How this idea started
Nick and Raj met at George Mason University in 2002 and in 2006, they discussed the idea that eventually became CAUSE. Raj was working on his PhD and had been feeling like between his educational and career goals he had no time left to get involved in charity and projects that give back. He came from a behavioral psychology background and was looking for a way to integrate charitable giving into our everyday lives and thought that a bar and restaurant would be a great solution. Nick had just completed his Peace Corps service in Togo, West Africa and had seen that there were a lot of great organizations operating on the grassroots level. With funding so difficult for these charities, Nick wanted to find a new way to share their stories and provide them with additional funds so that they could help more people.

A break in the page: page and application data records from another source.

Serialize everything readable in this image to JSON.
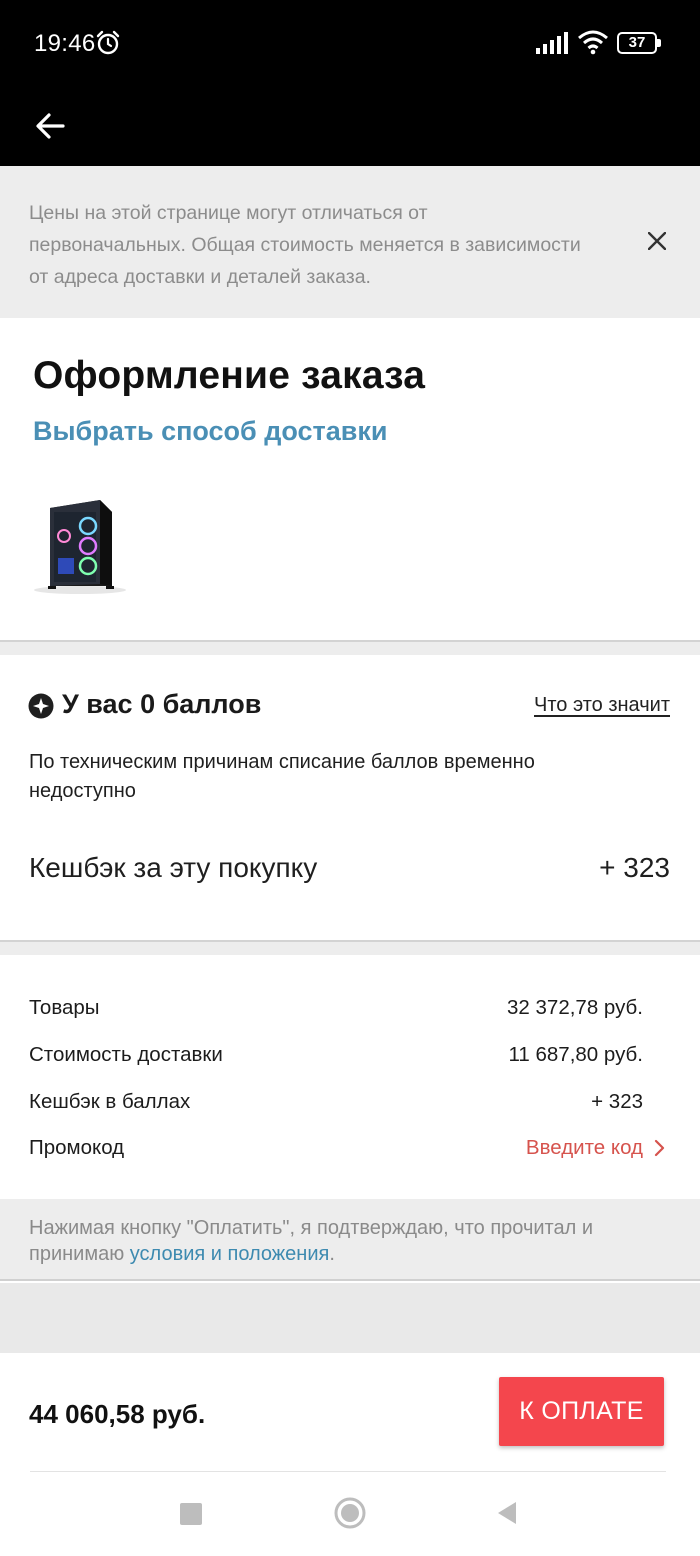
{
  "status_bar": {
    "time": "19:46",
    "battery": "37",
    "icons": [
      "alarm-icon",
      "signal-icon",
      "wifi-icon",
      "battery-icon"
    ]
  },
  "header": {
    "back_icon": "arrow-left-icon"
  },
  "notice": {
    "text": "Цены на этой странице могут отличаться от первоначальных. Общая стоимость меняется в зависимости от адреса доставки и деталей заказа.",
    "close_icon": "close-icon"
  },
  "checkout": {
    "title": "Оформление заказа",
    "delivery_link": "Выбрать способ доставки"
  },
  "points": {
    "title": "У вас 0 баллов",
    "link": "Что это значит",
    "note": "По техническим причинам списание баллов временно недоступно",
    "cashback_label": "Кешбэк за эту покупку",
    "cashback_value": "+ 323"
  },
  "summary": {
    "rows": [
      {
        "label": "Товары",
        "value": "32 372,78 руб."
      },
      {
        "label": "Стоимость доставки",
        "value": "11 687,80 руб."
      },
      {
        "label": "Кешбэк в баллах",
        "value": "+ 323"
      }
    ],
    "promo_label": "Промокод",
    "promo_link": "Введите код"
  },
  "terms": {
    "text": "Нажимая кнопку \"Оплатить\", я подтверждаю, что прочитал и принимаю ",
    "link": "условия и положения",
    "end": "."
  },
  "pay_bar": {
    "total": "44 060,58 руб.",
    "button": "К ОПЛАТЕ"
  },
  "colors": {
    "accent_link": "#4a8fb5",
    "pay_button": "#f4464d",
    "promo": "#d6534d"
  }
}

Taking the plunge
They first surrounded themselves with professionals with years of restaurant experience who could guide them in the right direction. They also needed a way to fund their dream and used a “crowd sourcing” model to help build CAUSE. The crowdfunding campaign raised over $25,000, from over 200 individuals in 15 countries. This was a great way to get the word out about Cause and they were able to recruit a lawyer, graphic designer, editor, and local artists who volunteered their time to make CAUSE what it is today. In addition, they used an impact investment model and purchased a 2,500 sq/ft property in May 2012.
Nick and Raj see CAUSE Washington DC as a pilot site and hope to take this model around the world, creating impact in this unique fun manner. Their dream is to provide sustainable funding for grassroots organizations simply by having people eat and drink at the PhilanthroPub.
What advice would they give others who want to achieve a similar dream?
Going after a dream requires a lot of sacrifices, personally and professionally. If you aren’t ready to make those, then you aren’t ready to start.
Photos by: Neal Piper